- _Work required_:
Only lines with the string "Analysis" are wanted. Pull them out of the data.

- _Dataset rows describing interfaces_:
*-*-*

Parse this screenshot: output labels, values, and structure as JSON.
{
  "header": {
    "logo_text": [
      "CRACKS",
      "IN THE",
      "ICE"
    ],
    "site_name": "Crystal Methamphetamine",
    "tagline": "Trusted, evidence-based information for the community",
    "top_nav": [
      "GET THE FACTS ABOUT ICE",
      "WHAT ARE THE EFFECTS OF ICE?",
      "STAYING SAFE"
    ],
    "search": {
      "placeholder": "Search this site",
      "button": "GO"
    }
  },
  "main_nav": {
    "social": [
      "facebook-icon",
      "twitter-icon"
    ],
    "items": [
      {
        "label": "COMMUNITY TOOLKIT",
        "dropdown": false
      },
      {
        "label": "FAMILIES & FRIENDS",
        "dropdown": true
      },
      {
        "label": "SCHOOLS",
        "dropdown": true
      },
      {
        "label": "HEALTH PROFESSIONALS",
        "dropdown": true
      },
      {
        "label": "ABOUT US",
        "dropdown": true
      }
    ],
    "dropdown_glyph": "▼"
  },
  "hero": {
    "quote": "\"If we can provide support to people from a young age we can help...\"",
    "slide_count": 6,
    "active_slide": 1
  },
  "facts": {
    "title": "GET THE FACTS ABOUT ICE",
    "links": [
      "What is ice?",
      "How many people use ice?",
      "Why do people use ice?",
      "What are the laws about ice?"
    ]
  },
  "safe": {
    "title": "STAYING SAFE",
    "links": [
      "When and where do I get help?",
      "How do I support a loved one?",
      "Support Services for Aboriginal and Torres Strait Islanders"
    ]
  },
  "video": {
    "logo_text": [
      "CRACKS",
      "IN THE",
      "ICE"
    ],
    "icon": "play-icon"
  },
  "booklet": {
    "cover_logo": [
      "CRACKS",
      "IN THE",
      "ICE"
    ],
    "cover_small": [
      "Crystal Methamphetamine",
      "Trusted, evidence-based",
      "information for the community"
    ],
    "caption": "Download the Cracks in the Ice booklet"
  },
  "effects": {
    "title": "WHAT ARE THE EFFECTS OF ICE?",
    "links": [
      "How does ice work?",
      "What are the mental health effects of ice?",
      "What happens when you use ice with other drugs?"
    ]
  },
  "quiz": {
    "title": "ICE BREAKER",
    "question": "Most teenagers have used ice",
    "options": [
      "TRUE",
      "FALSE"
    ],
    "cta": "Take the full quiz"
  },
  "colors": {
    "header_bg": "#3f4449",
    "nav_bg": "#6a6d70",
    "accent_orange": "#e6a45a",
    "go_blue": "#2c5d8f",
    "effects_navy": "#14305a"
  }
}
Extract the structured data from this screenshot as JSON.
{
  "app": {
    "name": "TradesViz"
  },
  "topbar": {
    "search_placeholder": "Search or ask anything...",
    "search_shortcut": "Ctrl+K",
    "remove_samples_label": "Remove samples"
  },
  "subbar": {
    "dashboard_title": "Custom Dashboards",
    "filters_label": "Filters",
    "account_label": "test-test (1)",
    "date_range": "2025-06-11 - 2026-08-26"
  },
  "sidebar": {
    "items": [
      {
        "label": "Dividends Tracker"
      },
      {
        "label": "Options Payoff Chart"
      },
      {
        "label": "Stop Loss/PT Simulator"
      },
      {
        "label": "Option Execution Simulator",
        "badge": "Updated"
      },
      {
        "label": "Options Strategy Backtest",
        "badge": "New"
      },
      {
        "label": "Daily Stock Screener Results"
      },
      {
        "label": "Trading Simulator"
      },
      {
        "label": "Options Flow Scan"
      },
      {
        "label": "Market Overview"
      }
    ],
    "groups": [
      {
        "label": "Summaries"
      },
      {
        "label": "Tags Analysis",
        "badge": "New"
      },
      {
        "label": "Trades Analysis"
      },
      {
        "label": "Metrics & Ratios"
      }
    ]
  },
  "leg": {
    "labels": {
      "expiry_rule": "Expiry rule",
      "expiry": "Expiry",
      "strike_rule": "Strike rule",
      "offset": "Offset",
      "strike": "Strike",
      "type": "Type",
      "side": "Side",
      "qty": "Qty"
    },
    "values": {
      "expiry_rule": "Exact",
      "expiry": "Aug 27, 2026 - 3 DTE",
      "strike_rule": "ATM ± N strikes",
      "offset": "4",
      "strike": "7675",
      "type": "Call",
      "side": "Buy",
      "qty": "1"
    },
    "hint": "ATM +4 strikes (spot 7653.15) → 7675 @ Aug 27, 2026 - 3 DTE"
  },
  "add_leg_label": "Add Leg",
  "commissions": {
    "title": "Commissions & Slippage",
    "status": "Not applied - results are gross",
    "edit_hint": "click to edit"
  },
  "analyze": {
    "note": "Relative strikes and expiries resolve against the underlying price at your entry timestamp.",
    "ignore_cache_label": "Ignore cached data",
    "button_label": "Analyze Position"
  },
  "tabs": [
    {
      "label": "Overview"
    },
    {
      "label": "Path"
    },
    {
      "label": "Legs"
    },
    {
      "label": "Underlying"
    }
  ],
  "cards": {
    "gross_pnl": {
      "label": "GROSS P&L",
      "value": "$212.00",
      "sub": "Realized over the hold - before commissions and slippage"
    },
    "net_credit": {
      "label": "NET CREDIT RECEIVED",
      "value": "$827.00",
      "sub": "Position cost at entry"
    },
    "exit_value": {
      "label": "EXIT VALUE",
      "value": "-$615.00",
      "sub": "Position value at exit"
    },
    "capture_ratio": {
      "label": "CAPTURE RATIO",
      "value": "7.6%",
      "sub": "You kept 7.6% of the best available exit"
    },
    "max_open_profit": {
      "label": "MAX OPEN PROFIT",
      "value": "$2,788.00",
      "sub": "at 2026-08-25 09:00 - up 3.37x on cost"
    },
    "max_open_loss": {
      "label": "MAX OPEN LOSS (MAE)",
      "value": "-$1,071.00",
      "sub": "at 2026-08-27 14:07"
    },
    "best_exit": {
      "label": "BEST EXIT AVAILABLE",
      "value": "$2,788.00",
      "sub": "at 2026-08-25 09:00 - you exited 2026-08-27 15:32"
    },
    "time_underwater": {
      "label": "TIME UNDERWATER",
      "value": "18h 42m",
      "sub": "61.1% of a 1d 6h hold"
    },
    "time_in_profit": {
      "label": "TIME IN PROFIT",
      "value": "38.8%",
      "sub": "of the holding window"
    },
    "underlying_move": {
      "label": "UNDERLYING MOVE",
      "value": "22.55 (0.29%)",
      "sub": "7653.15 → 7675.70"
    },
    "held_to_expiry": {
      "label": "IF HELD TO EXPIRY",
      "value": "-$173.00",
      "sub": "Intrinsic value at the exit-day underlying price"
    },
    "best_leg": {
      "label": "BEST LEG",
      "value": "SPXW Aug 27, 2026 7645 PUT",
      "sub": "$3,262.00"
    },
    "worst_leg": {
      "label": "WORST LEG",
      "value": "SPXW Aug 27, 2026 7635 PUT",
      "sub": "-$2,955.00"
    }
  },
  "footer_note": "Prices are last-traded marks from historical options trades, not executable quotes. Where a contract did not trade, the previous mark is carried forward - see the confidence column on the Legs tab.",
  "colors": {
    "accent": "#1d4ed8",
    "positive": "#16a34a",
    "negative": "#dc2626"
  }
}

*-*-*

- _Exercise solution_:
        "label": "Tags Analysis",
        "label": "Trades Analysis"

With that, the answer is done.